“Observation as a Way of Life: Time, Attention, Allegory” A Lecture by Lorraine Daston Director, Max Planck Institute for the history of Science, Berlin 12 November, 6:00pm Jerry H. Labowitz Theatre for the Performing Arts 1 Washington place More Information: firstname.lastname@example.org Lorraine Daston has published on a wide range of topics in the history of science, including the history of probability and statistics, wonders in early modern science, the emergence of the scientific fact, scientific models, objects of scientific inquiry, the moral authority of nature, and the history of scientific objectivity. She is currently completing a book on “Moral and Natural Orders” and co-editing a volume on “Histories of Scientific Observation.” Professor Daston has taught at Harvard, Princeton, Brandeis, and Göttingen Universities, and at University of Chicago, where she is Visiting Professor in the Committee on Social Thought.
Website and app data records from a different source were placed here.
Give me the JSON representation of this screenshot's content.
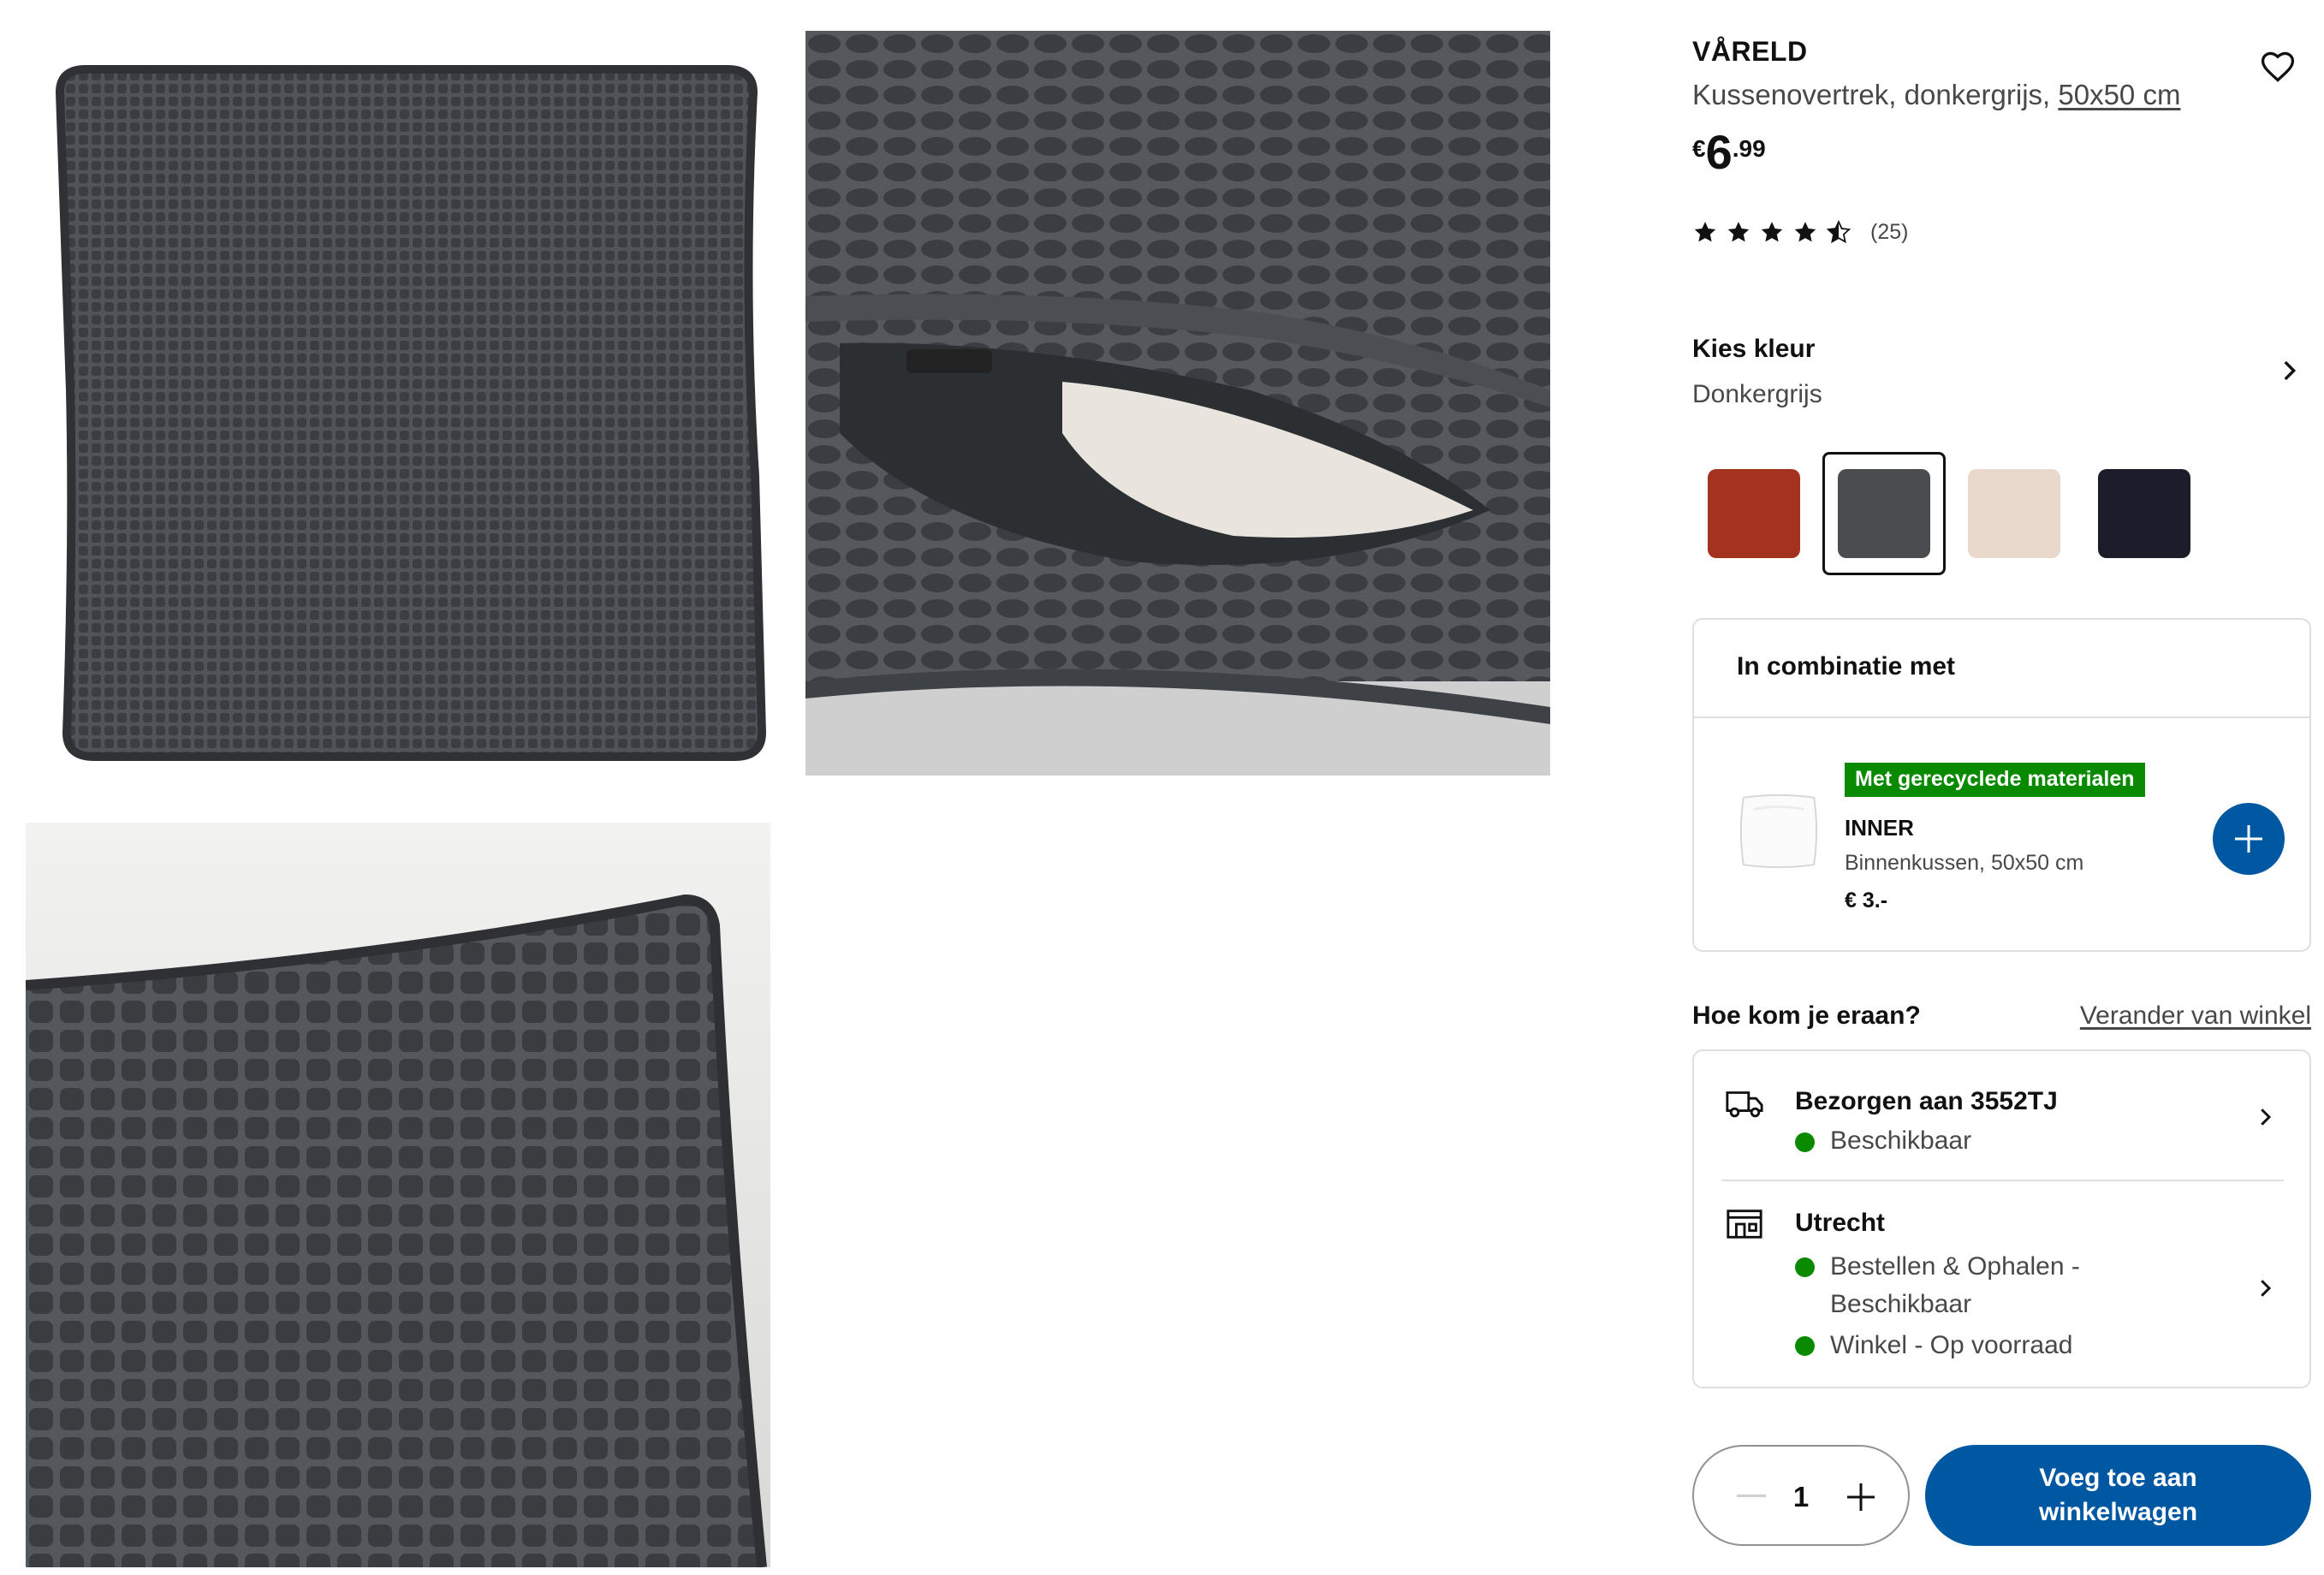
{
  "gallery": {
    "images": [
      {
        "alt": "cushion cover front view",
        "colors": {
          "fabric": "#4a4d50",
          "piping": "#3b3d40"
        }
      },
      {
        "alt": "cushion zipper detail",
        "colors": {
          "fabric": "#3f4246",
          "inner": "#e9e4de"
        }
      },
      {
        "alt": "cushion corner detail",
        "colors": {
          "fabric": "#3a3c40",
          "background": "#e3e3e1"
        }
      }
    ]
  },
  "product": {
    "name": "VÅRELD",
    "description_prefix": "Kussenovertrek, donkergrijs, ",
    "size_link": "50x50 cm",
    "price_currency": "€",
    "price_integer": "6",
    "price_decimal": ".99",
    "rating": {
      "stars": 4.5,
      "count_label": "(25)"
    }
  },
  "color_picker": {
    "title": "Kies kleur",
    "selected_label": "Donkergrijs",
    "swatches": [
      {
        "name": "rood",
        "color": "#a3321f",
        "selected": false
      },
      {
        "name": "donkergrijs",
        "color": "#4a4d50",
        "selected": true
      },
      {
        "name": "beige",
        "color": "#e8d9cc",
        "selected": false
      },
      {
        "name": "donkerblauw",
        "color": "#1b1e2a",
        "selected": false
      }
    ]
  },
  "combination": {
    "title": "In combinatie met",
    "badge": "Met gerecyclede materialen",
    "name": "INNER",
    "description": "Binnenkussen, 50x50 cm",
    "price": "€ 3.-"
  },
  "availability": {
    "title": "Hoe kom je eraan?",
    "change_store": "Verander van winkel",
    "delivery": {
      "title": "Bezorgen aan 3552TJ",
      "status": "Beschikbaar"
    },
    "store": {
      "title": "Utrecht",
      "status_1": "Bestellen & Ophalen - Beschikbaar",
      "status_2": "Winkel - Op voorraad"
    }
  },
  "cart": {
    "quantity": "1",
    "add_button": "Voeg toe aan winkelwagen"
  },
  "theme": {
    "accent": "#0058a3",
    "success": "#0a8a00"
  }
}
She has also held visiting positions in Paris and Vienna and gave the Isaiah Berlin Lectures at Oxford University (1999), the West Lectures at Stanford University (2005, and the Tanner Lectures at Harvard University (2002). Among her recent publications are Objectivity (co-authored Peter Galison) and Thinking with Animals (co-authored with Gregg Mitmann); she has also co-edited Things that Talk, The Moral Authority of Nature, and the early modern volume of The Cambridge History of Science. Two of her books, Classical Probability in the Enlightenment, and Wonders of Nature (co- authored with Katharine Park), were awarded the History of Science Society’s Pfizer Prize.
Lorraine Daston at NYU, November 12